Councillor Abbas questioned how children managed to slip away if the protocols were robust. The Assistant Director explained every action was taken to prevent children from running away but one could leave when they were just ‘popping to the shops’. Adding to this, the Strategic Lead for LAC said young people were not accompanied when they went out and could feel restricted if they were escorted everywhere.


Continuing on, Councillor Abbas if the mechanisms that were in place were effective to prevent children running away. Stating protocols were effective, the Assistant Director for Children and Families pointed out that some UASC came with the intention to leave already. The Chair said the issue was more of a national level and was not just an issue within Thurrock. The concern was where these children went. Councillor Abbas queried if there were still costs incurred when children went missing to which the Strategic Lead for LAC confirmed no.


Councillor Liddiard questioned if the missing figure of 16 UASC was a cumulative figure to which the Strategic Lead for LAC answered the figure was over a 3 year period. Adding to this, the Assistant Director for Children and Families said many UASC did not come to the Council for help and they were known to the Council because they got caught at the borders. Only a small number of UASC did come for help.




That the members of the Committee reviewed the work of officers in relation to Unaccompanied Asylum Seeking Children (UASC) presenting to the borough.

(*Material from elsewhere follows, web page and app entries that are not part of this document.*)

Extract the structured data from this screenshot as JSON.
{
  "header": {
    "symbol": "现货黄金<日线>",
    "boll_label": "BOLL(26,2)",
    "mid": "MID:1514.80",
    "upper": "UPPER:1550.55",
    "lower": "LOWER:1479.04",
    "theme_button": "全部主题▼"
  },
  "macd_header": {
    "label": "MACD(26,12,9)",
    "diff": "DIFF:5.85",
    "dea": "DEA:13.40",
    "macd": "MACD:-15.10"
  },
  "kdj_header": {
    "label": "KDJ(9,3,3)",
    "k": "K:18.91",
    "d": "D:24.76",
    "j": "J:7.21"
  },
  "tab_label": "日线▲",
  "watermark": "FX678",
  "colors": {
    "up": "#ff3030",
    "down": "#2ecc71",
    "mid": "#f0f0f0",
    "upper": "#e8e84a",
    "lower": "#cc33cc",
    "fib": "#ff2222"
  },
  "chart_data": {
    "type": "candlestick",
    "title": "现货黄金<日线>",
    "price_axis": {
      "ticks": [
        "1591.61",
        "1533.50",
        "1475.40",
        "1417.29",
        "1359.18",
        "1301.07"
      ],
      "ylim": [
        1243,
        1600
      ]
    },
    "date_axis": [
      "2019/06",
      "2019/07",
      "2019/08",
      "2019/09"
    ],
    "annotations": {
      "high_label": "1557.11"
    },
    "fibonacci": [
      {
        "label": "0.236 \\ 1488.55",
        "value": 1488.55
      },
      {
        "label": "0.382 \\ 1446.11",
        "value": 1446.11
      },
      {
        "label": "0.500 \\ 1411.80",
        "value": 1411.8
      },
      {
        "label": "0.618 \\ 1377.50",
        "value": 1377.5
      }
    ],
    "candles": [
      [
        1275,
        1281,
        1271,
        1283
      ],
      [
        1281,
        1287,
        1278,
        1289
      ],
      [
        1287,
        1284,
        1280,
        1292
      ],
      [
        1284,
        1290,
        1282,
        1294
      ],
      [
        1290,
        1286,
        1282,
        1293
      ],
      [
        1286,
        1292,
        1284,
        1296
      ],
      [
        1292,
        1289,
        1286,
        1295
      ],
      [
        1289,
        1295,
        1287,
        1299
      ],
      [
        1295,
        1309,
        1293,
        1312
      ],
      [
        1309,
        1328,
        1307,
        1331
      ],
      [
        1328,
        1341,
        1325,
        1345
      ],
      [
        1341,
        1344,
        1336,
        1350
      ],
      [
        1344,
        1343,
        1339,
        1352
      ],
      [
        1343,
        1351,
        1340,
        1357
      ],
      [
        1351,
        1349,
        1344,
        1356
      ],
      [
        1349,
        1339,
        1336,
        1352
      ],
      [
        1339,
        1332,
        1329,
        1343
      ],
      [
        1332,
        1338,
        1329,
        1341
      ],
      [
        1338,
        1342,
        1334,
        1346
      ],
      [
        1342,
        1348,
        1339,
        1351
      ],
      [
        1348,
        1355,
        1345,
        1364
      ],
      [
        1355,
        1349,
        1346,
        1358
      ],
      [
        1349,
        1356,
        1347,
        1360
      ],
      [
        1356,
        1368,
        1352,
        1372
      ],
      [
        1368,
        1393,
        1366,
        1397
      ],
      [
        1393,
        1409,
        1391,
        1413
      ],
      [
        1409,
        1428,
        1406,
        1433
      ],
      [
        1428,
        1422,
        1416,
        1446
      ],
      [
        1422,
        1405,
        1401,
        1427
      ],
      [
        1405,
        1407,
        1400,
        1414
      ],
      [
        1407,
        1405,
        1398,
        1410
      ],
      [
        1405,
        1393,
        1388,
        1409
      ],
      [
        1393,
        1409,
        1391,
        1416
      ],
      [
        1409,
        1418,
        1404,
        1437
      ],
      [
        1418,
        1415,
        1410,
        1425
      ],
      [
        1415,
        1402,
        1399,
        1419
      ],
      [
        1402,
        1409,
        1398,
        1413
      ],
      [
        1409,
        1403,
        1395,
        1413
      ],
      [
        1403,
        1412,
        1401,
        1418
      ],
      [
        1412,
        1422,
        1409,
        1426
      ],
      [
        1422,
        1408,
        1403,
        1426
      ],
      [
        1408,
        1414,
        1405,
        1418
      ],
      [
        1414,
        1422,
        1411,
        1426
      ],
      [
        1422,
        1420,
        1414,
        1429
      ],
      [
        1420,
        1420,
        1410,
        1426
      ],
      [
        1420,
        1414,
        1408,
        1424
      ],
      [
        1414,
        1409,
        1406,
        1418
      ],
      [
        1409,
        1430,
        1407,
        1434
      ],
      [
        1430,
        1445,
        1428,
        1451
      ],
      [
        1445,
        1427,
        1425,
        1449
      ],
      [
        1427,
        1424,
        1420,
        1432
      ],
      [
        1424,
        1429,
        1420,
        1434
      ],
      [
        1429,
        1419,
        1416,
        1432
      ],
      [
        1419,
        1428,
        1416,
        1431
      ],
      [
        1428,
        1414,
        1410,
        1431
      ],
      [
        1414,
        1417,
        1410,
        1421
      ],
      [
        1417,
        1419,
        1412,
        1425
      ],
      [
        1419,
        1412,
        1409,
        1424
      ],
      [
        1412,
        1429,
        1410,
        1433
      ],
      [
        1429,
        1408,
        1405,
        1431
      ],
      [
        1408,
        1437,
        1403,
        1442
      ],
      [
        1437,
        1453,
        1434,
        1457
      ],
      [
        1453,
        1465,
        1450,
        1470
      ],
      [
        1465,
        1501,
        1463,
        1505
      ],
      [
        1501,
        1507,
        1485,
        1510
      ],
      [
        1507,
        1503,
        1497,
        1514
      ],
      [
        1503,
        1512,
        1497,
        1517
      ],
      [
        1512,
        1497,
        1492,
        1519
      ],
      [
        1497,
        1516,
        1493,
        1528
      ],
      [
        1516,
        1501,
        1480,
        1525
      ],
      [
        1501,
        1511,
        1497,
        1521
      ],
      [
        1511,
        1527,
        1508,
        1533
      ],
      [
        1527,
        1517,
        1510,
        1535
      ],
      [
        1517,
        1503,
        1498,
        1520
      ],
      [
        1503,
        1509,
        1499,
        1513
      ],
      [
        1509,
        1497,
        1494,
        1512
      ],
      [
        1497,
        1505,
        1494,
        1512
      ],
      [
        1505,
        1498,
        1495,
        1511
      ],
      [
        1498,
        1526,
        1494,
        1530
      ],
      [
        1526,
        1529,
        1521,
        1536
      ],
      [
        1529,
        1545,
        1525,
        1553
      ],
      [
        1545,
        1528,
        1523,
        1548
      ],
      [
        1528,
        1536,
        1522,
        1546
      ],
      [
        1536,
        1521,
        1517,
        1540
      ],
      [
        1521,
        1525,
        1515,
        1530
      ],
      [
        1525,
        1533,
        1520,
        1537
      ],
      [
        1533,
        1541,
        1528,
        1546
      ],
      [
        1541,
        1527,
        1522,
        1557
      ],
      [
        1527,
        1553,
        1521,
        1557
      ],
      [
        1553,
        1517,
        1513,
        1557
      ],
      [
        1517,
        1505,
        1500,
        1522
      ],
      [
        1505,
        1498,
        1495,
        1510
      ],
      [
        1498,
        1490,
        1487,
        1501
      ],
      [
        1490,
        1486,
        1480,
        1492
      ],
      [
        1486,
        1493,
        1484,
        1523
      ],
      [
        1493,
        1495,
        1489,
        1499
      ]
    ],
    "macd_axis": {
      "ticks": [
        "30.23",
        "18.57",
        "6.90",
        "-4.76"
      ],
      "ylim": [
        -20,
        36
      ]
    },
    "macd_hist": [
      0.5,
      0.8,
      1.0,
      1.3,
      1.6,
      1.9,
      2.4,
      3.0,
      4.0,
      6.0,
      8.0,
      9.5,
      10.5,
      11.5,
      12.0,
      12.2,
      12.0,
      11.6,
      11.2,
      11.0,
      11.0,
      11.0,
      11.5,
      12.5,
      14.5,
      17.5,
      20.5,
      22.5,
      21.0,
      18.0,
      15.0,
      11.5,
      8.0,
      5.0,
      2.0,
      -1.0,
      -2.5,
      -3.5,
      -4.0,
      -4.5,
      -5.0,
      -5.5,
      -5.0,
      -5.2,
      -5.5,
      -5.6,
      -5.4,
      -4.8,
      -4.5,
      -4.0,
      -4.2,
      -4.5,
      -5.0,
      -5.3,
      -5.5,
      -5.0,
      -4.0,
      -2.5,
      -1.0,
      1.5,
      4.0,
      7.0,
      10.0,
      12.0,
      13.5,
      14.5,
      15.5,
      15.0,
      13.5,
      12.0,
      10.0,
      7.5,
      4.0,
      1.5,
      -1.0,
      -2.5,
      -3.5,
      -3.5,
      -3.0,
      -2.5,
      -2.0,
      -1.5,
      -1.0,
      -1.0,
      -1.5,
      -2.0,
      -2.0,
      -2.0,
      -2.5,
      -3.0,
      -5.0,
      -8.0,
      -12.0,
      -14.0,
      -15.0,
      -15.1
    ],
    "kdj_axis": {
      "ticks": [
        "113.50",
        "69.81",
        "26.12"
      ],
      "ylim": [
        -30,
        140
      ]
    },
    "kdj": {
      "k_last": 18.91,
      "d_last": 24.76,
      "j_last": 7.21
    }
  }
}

Children's Social Care Performance pdf icon PDF 152 KB


The report was presented by the Assistant Director of Children and Families and gave a summary on the performance of Children’s Social Care.


Congratulating the service on their adoption figures, Councillor Liddiard also welcomed the good results on care leavers in education and training.


The Chair asked for a more detailed breakdown on the supported 730 children and families within Early Help. A report would be brought back to the next Committee meeting.




That members noted the areas of improvement in Children’s Social Care and work undertaken to manage demand for statutory social care services.


Work Programme pdf icon PDF 46 KB


The following reports were added to the work programme:


·         Pupil premium synopsis

·         Early Help service

·         Merton age assessment

·         Looked After Children Health Update